*Task statement*. Figure out how many lines in these records contain "공동인증서". Only the number belongs in the reply.
━━━━━━━━━━━━━━━━━━━━
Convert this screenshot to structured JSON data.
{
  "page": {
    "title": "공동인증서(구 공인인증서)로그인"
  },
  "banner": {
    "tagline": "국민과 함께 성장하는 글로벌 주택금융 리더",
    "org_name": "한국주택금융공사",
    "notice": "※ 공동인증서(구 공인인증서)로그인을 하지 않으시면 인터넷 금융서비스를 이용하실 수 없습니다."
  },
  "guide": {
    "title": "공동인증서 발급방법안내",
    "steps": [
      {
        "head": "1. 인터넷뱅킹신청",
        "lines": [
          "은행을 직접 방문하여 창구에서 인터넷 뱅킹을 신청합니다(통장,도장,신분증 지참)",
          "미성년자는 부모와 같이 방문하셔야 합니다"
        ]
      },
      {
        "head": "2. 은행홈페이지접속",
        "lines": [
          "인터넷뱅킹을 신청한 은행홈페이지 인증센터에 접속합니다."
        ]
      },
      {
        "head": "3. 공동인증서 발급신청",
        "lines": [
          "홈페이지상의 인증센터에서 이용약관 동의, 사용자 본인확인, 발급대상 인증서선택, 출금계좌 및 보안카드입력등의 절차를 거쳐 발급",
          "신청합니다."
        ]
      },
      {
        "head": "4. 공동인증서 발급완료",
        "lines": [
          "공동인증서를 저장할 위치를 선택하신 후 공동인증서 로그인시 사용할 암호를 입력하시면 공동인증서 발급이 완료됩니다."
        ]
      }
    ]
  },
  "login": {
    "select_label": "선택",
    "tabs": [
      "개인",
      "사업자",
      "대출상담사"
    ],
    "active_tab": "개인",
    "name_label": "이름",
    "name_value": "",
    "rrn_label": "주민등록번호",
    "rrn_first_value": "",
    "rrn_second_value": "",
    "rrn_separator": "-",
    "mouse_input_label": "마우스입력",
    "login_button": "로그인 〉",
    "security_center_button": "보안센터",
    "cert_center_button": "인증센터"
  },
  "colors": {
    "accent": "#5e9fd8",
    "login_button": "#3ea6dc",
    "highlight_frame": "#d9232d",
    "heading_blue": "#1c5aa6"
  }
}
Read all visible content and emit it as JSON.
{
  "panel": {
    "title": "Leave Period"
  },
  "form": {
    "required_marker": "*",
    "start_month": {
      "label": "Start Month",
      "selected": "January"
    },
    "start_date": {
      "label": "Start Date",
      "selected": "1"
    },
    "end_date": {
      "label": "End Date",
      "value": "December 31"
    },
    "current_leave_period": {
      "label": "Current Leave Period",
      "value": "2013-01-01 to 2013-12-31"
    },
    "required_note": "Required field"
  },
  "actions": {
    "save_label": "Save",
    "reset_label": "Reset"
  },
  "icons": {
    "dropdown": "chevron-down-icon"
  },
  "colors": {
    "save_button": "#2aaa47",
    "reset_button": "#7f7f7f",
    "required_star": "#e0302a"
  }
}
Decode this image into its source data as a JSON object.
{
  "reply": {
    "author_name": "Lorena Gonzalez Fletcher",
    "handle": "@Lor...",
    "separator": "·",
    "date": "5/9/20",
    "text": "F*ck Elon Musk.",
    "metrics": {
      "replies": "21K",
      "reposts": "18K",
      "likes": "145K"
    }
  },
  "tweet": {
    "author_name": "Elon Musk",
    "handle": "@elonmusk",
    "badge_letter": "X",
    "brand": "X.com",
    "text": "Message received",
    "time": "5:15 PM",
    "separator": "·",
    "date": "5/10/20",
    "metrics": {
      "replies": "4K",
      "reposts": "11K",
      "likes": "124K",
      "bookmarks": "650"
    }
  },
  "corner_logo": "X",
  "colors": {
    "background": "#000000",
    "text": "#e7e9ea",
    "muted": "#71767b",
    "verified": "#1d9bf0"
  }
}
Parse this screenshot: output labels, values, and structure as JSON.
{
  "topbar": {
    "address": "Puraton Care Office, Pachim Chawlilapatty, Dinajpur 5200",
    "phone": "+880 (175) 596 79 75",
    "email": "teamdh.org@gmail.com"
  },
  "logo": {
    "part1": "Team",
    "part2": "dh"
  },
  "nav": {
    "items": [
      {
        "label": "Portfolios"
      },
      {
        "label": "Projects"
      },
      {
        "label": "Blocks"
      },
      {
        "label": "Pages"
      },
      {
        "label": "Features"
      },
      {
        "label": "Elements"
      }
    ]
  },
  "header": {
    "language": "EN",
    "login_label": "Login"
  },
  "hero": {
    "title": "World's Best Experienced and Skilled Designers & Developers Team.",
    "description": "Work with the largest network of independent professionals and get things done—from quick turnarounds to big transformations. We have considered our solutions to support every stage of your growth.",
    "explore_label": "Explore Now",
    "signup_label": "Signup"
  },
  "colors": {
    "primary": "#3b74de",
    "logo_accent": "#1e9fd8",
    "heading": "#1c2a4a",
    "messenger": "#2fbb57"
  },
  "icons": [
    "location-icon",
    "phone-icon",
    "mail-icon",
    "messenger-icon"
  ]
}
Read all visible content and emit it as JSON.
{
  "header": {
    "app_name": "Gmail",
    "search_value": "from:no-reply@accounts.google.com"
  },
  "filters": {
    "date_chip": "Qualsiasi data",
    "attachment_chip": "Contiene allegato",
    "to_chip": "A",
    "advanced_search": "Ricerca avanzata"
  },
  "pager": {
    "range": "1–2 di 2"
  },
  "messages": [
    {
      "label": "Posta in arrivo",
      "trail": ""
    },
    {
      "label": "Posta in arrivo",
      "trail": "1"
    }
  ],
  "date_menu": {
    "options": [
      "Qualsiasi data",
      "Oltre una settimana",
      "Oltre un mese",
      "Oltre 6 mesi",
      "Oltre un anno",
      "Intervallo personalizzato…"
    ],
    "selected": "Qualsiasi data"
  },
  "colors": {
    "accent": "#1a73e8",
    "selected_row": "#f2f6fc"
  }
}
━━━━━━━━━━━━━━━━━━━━
*Your solution*. 6